**ACTIVITY**. If a line in the entries below contains the word "avatar", it counts; report how many such lines there are, and only that number.

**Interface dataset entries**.
○ ○ ○ ○ ○ ○ ○
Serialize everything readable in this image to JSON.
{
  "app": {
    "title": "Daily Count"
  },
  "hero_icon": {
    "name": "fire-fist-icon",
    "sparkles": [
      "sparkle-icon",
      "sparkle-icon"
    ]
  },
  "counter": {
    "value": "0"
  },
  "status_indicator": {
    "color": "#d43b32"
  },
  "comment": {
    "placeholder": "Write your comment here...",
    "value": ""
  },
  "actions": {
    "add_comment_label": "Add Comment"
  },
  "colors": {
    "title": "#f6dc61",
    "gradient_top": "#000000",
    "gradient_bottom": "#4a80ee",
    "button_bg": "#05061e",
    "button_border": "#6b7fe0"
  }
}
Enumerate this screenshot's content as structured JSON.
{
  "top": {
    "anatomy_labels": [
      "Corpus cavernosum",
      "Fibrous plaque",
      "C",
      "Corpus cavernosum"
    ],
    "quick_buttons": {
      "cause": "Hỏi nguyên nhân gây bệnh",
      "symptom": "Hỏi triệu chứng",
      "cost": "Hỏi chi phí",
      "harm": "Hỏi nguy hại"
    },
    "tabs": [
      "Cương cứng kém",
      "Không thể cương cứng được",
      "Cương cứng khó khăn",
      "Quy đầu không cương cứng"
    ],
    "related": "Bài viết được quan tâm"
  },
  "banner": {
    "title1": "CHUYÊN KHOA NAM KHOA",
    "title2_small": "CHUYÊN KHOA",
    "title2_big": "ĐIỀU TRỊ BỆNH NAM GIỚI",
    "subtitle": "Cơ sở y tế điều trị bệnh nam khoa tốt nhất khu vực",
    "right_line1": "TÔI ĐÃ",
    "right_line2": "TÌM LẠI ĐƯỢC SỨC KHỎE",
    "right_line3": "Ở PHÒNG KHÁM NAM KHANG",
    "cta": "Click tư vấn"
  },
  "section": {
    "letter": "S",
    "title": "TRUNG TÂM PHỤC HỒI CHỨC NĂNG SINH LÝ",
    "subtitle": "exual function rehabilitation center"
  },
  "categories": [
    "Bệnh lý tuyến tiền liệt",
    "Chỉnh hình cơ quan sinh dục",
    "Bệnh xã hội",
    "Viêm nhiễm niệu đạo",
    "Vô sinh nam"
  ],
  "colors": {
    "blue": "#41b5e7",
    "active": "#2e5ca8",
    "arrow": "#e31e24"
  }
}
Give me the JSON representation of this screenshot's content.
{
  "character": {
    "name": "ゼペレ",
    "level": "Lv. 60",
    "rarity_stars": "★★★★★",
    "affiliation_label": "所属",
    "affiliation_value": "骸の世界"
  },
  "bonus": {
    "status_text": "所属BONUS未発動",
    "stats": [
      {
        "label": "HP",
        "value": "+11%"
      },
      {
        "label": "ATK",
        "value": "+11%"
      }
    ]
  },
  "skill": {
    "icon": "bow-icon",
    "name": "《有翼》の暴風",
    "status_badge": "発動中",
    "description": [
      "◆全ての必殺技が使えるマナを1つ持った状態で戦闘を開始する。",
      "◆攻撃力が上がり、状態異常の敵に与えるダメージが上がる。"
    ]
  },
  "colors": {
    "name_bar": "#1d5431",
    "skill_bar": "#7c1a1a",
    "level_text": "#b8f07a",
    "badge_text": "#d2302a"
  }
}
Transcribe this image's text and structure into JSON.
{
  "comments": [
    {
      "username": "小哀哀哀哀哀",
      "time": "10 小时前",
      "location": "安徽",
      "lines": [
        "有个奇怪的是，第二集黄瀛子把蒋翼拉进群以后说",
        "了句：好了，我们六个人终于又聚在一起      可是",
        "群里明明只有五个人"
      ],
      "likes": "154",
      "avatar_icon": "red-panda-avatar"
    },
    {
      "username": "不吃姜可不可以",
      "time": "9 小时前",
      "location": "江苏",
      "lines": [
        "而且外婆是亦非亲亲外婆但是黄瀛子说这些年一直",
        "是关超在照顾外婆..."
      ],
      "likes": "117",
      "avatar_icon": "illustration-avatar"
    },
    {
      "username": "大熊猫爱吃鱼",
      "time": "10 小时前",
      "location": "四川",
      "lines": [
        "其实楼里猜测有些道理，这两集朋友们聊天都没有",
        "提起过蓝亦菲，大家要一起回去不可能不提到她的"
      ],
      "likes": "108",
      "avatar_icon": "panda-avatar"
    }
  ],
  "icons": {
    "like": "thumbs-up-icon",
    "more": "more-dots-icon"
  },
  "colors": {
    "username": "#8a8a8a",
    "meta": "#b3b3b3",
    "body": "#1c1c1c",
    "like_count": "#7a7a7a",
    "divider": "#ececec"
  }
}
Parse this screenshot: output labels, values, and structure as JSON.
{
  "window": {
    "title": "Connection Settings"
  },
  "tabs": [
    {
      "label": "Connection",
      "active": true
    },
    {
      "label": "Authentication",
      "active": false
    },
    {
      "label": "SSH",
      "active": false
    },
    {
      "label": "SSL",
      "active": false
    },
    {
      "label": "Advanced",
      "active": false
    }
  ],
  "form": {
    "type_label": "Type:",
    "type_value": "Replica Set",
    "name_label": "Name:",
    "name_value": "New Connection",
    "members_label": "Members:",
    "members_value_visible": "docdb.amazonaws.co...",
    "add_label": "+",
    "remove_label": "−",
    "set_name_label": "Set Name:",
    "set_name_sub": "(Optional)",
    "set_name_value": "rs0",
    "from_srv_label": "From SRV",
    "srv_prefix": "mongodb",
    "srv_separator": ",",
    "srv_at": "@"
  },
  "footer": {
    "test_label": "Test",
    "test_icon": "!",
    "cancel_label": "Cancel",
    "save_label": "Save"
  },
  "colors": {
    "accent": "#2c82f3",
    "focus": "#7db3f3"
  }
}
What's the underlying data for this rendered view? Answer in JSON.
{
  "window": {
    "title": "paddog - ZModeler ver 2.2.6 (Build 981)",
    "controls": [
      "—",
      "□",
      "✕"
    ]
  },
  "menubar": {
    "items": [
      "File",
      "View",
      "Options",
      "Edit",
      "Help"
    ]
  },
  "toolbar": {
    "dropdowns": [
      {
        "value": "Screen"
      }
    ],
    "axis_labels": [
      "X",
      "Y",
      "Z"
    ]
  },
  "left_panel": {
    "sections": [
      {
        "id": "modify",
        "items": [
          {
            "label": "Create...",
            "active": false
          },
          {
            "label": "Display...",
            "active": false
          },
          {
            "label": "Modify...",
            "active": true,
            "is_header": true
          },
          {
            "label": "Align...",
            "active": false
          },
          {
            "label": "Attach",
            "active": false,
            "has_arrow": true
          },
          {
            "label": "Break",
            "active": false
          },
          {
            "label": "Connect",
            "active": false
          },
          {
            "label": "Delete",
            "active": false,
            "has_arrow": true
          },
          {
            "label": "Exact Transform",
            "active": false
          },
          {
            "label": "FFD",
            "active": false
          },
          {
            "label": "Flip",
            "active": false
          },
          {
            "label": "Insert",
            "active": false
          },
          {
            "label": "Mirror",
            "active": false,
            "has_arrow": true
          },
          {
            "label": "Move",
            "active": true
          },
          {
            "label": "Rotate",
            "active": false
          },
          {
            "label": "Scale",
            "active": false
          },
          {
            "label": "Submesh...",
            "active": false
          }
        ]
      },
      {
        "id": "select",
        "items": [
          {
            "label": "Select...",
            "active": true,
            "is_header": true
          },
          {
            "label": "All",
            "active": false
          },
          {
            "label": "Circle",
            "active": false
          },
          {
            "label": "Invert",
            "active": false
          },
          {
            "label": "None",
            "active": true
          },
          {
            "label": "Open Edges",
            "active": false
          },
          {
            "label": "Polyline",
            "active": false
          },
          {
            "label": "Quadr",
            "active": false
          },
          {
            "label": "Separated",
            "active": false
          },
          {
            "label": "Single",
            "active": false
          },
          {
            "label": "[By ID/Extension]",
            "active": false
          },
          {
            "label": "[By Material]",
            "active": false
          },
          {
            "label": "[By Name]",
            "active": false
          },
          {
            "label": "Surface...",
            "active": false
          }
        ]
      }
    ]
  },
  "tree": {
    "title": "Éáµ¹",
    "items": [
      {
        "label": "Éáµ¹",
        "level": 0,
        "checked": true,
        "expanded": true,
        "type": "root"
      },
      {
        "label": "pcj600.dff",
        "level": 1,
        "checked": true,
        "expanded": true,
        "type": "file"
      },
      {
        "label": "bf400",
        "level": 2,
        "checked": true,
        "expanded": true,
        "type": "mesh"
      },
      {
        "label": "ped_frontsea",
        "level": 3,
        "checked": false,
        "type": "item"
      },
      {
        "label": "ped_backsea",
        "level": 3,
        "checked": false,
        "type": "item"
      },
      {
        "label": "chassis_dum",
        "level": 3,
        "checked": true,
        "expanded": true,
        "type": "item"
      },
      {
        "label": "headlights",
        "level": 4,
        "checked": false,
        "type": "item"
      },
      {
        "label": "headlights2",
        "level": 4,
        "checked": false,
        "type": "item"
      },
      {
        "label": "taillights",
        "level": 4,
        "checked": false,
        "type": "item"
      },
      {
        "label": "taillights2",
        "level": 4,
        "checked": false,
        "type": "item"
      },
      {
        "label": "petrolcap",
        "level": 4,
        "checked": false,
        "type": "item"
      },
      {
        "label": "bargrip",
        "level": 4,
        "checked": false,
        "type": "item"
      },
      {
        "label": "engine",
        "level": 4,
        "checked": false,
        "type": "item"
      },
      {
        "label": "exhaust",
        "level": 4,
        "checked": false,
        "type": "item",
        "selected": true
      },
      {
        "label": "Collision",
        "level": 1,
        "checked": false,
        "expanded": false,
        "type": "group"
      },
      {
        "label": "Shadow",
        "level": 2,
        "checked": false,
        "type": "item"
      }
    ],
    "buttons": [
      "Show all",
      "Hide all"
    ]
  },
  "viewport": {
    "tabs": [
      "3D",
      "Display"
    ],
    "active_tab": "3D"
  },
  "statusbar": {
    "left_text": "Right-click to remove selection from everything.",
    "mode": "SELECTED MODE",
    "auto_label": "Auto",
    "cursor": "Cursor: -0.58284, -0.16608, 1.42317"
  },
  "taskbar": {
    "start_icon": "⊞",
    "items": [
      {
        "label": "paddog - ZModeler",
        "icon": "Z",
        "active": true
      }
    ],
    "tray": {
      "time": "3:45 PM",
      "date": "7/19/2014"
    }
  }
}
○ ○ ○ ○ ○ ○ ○
**OUTPUT**. 3